I was just in the course of minor retouches on the question (mhchem, pu); maintaining as much from the original, when you provided an answer.
And while you posted the answer (which already was accepted), I found this difference of $\ce{C6H5COOO}$ in the question, and sodium acetate in Henderson equation used in the answer.
$\ce{C6H5COOH}, of course. 2:07 PM @Buttonwood omg I did not see that. It was always a problem with me, assuming benzoic acid to be acetic acid, by ignoring that 6. I'll fix it. And wait, whats that \pu for? What's wrong with \text? And \pu doesn't render on the Android app. 3:00 PM @PrittBalagopal For the acetate / benzoate question, I was simply surprised that benzoic acid and its salts may be used as a buffer, too. So far, benzoic acid was (for me) a synonym for calibration of a calorimeter. And sometimes, outside the lab, on some labels of juice. Meanwhile, I learned that there is indeed something like a sodium benzoate buffer. References for this may be googles book-preview here: books.google.ca/… in Methods in Cell Wall Cytochemistry, by K V Krishnamurthy. (There is no experience [yet] with cyctochemisrtry on my side.) So the question may be much more relevant, than I thought on "first view". It is backed by answers like , too. -- Regarding the formatting \verb|\pu{}| or \pu{} after stumbling over it I find it very handy inside the mathematical mode enclosed by$$. It will keep the units upright and maintain a non-breakable space between figure and unit. For me, this is an advantage over writing each time \text{} if I need a "kg" upright . A bit like \usepackage{siunitx} in pdfLaTeX. I did not know, however, that an expression like$m = \pu{12 kg}\$ were not displayed (at all / correctly) via an android OS, nor that I would be able to check it by now.
This is all from my perspective.
Cheers.
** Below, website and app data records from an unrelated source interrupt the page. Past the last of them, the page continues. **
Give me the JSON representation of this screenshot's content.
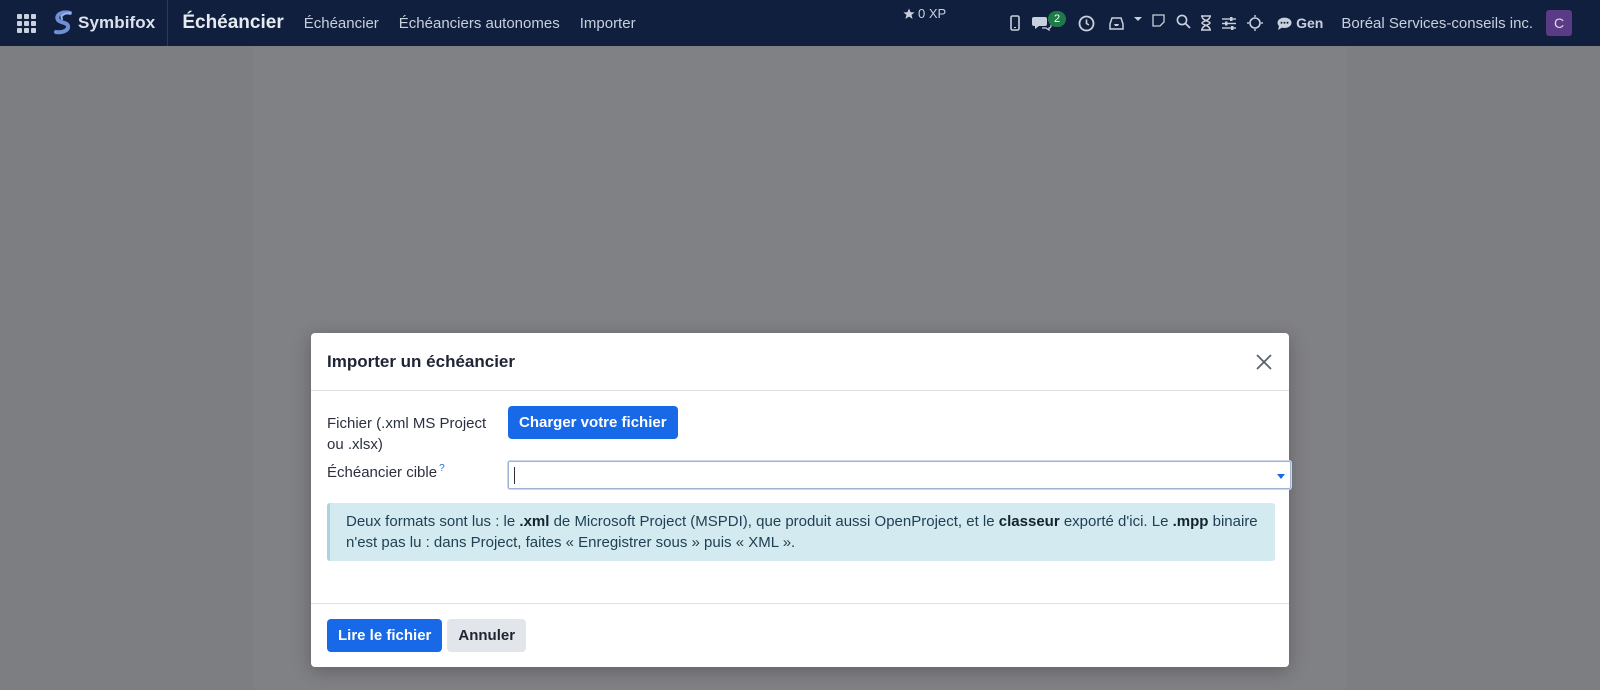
{
  "navbar": {
    "brand": "Symbifox",
    "app_title": "Échéancier",
    "menu": [
      "Échéancier",
      "Échéanciers autonomes",
      "Importer"
    ],
    "xp": "0 XP",
    "chat_badge": "2",
    "gen_label": "Gen",
    "company": "Boréal Services-conseils inc.",
    "avatar_letter": "C"
  },
  "modal": {
    "title": "Importer un échéancier",
    "file_label": "Fichier (.xml MS Project ou .xlsx)",
    "upload_button": "Charger votre fichier",
    "target_label": "Échéancier cible",
    "target_help": "?",
    "target_value": "",
    "info": {
      "p1": "Deux formats sont lus : le ",
      "b1": ".xml",
      "p2": " de Microsoft Project (MSPDI), que produit aussi OpenProject, et le ",
      "b2": "classeur",
      "p3": " exporté d'ici. Le ",
      "b3": ".mpp",
      "p4": " binaire n'est pas lu : dans Project, faites « Enregistrer sous » puis « XML »."
    },
    "read_button": "Lire le fichier",
    "cancel_button": "Annuler"
  },
  "colors": {
    "navbar_bg": "#0f1f3d",
    "primary": "#1769e8",
    "info_bg": "#d3eaf0",
    "avatar_bg": "#5b3a86",
    "badge_bg": "#1e7a46"
  }
}
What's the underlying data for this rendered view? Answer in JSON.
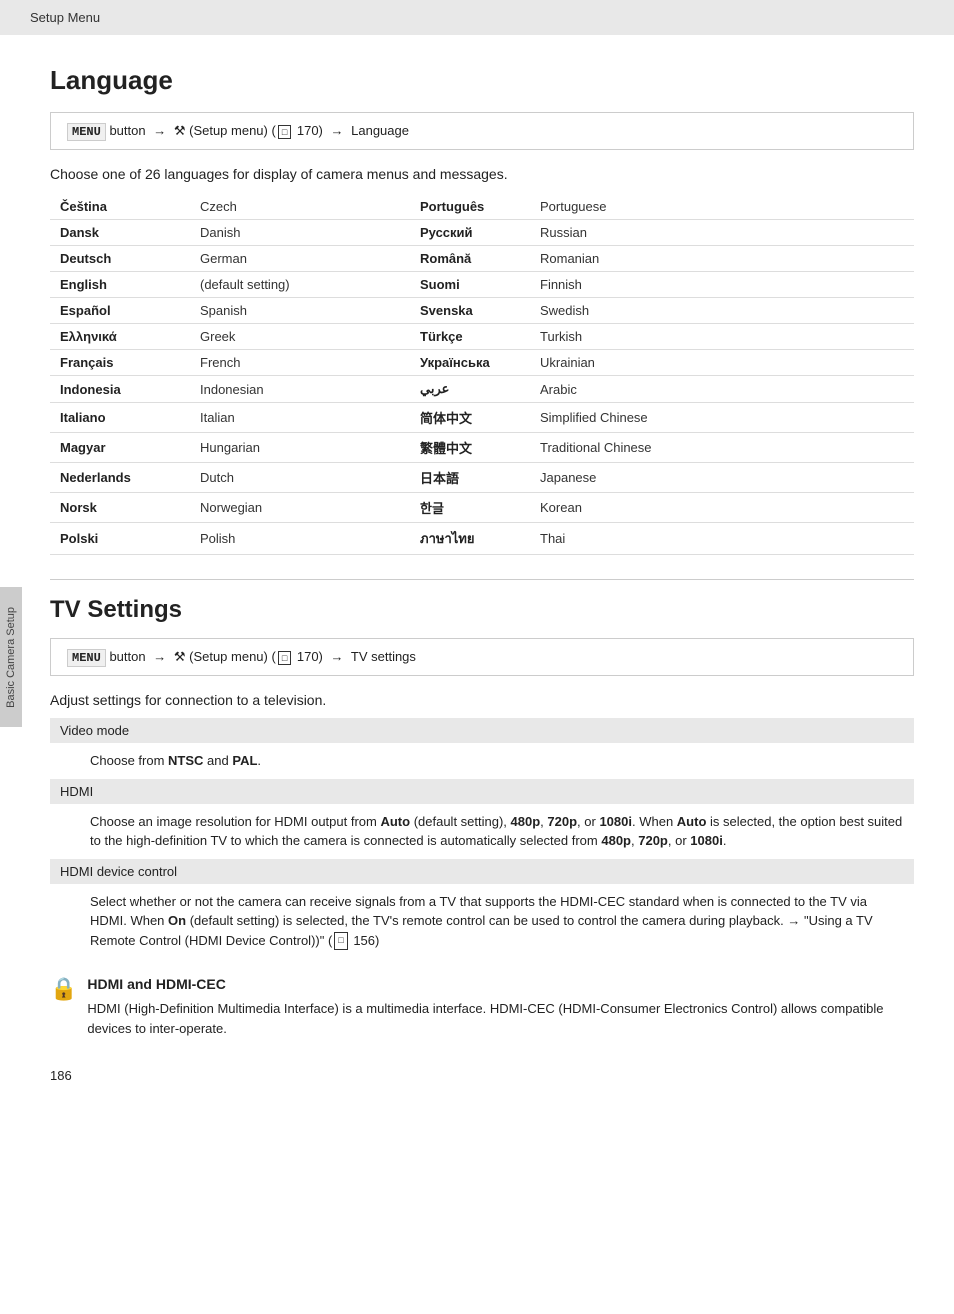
{
  "header": {
    "label": "Setup Menu"
  },
  "sidebar": {
    "label": "Basic Camera Setup"
  },
  "language_section": {
    "title": "Language",
    "menu_path": {
      "keyword": "MENU",
      "button_text": "button",
      "arrow1": "→",
      "wrench": "Y",
      "setup_text": "(Setup menu) (",
      "page_ref": "170",
      "close_paren": ")",
      "arrow2": "→",
      "destination": "Language"
    },
    "intro": "Choose one of 26 languages for display of camera menus and messages.",
    "languages_left": [
      {
        "native": "Čeština",
        "english": "Czech"
      },
      {
        "native": "Dansk",
        "english": "Danish"
      },
      {
        "native": "Deutsch",
        "english": "German"
      },
      {
        "native": "English",
        "english": "(default setting)"
      },
      {
        "native": "Español",
        "english": "Spanish"
      },
      {
        "native": "Ελληνικά",
        "english": "Greek"
      },
      {
        "native": "Français",
        "english": "French"
      },
      {
        "native": "Indonesia",
        "english": "Indonesian"
      },
      {
        "native": "Italiano",
        "english": "Italian"
      },
      {
        "native": "Magyar",
        "english": "Hungarian"
      },
      {
        "native": "Nederlands",
        "english": "Dutch"
      },
      {
        "native": "Norsk",
        "english": "Norwegian"
      },
      {
        "native": "Polski",
        "english": "Polish"
      }
    ],
    "languages_right": [
      {
        "native": "Português",
        "english": "Portuguese"
      },
      {
        "native": "Русский",
        "english": "Russian"
      },
      {
        "native": "Română",
        "english": "Romanian"
      },
      {
        "native": "Suomi",
        "english": "Finnish"
      },
      {
        "native": "Svenska",
        "english": "Swedish"
      },
      {
        "native": "Türkçe",
        "english": "Turkish"
      },
      {
        "native": "Українська",
        "english": "Ukrainian"
      },
      {
        "native": "عربي",
        "english": "Arabic"
      },
      {
        "native": "简体中文",
        "english": "Simplified Chinese"
      },
      {
        "native": "繁體中文",
        "english": "Traditional Chinese"
      },
      {
        "native": "日本語",
        "english": "Japanese"
      },
      {
        "native": "한글",
        "english": "Korean"
      },
      {
        "native": "ภาษาไทย",
        "english": "Thai"
      }
    ]
  },
  "tv_section": {
    "title": "TV Settings",
    "menu_path": {
      "keyword": "MENU",
      "button_text": "button",
      "arrow1": "→",
      "wrench": "Y",
      "setup_text": "(Setup menu) (",
      "page_ref": "170",
      "close_paren": ")",
      "arrow2": "→",
      "destination": "TV settings"
    },
    "intro": "Adjust settings for connection to a television.",
    "subsections": [
      {
        "title": "Video mode",
        "body": "Choose from <b>NTSC</b> and <b>PAL</b>.",
        "body_plain": "Choose from NTSC and PAL.",
        "bold_words": [
          "NTSC",
          "PAL"
        ]
      },
      {
        "title": "HDMI",
        "body": "Choose an image resolution for HDMI output from Auto (default setting), 480p, 720p, or 1080i. When Auto is selected, the option best suited to the high-definition TV to which the camera is connected is automatically selected from 480p, 720p, or 1080i.",
        "bold_words": [
          "Auto",
          "480p",
          "720p",
          "1080i",
          "Auto",
          "480p",
          "720p",
          "1080i"
        ]
      },
      {
        "title": "HDMI device control",
        "body": "Select whether or not the camera can receive signals from a TV that supports the HDMI-CEC standard when is connected to the TV via HDMI. When On (default setting) is selected, the TV's remote control can be used to control the camera during playback. → \"Using a TV Remote Control (HDMI Device Control))\" ( 156)",
        "bold_words": [
          "On"
        ]
      }
    ]
  },
  "note": {
    "icon": "🔒",
    "title": "HDMI and HDMI-CEC",
    "body": "HDMI (High-Definition Multimedia Interface) is a multimedia interface. HDMI-CEC (HDMI-Consumer Electronics Control) allows compatible devices to inter-operate."
  },
  "page_number": "186"
}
3:25 PM
@Tyberius: Phlogiston (not phologiston) is, as I said above in my answer, a historical alternative. Phlogiston theory is one of the most fascinating, really strong and deep theories that ever existed. MO-Theory is a sad thing in comparison. But HOMO/LUMO in combination with hard/soft acids may be quite a nice thing. Fleming says (in Grenzorbitale (1976, 3rd chapter, 3.1.1, German Edition, I translate): “But an explanation is provided by MO-Theory.” I myself think that the real explanation is located in acid-base-salt theory. But Fleming denies this, of course, because of the taboo ch = f (ph). — Zeus 13 hours ago

@Buttonwood Any weak acid and it's salt can be used as a buffer, so I don't see any reason not to consider Benzoic acid as one.
And by the way, thanks for telling me what \pu is.

@PrittBalagopal at ordinary temperatures benzoic acid is poorly soluble in water, so even if you had benzoic acid + sodium benzoate, it would be a lousy buffer

Oh, I see.

I don't know the context though, I didn't open the question

Hey guys, I am trying to do a relaxed scan about a torsion angle of a piano stool complex. However since the Cp-Ru bond is only defined in computer by specifying a dummy atom for the centroid of the Cp and dummy atoms cannot be used with modredundant, how can I wrote a relaxed scan of this in gaussian 09 or 16, or is there really no way to do it and I have to settle with a rigid scan?

3:37 PM
The question does consider Benzoic acid in aqueous medium, strange. Or perhaps it was just for problems' sake.

@PrittBalagopal Yes, that sounds likely.